- REQUIRED ACTION
Across the data, every line with the word "icon" counts once; state the total alone.

[Dataset rows for apps and sites]

------------------------

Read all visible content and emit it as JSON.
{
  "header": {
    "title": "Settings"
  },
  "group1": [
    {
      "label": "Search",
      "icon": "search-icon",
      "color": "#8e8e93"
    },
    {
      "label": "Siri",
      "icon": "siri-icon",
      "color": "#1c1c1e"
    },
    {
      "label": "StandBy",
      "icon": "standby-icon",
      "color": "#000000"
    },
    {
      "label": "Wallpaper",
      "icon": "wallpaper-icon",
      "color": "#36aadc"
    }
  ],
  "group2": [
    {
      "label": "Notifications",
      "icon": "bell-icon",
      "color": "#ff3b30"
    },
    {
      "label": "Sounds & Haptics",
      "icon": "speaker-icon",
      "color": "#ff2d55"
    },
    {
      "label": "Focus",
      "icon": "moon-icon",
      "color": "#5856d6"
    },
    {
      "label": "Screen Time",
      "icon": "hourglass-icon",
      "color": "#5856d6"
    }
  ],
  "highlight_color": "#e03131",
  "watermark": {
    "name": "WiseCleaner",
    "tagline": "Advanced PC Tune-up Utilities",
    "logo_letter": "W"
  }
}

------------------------

- REPLY TO THE TASK
8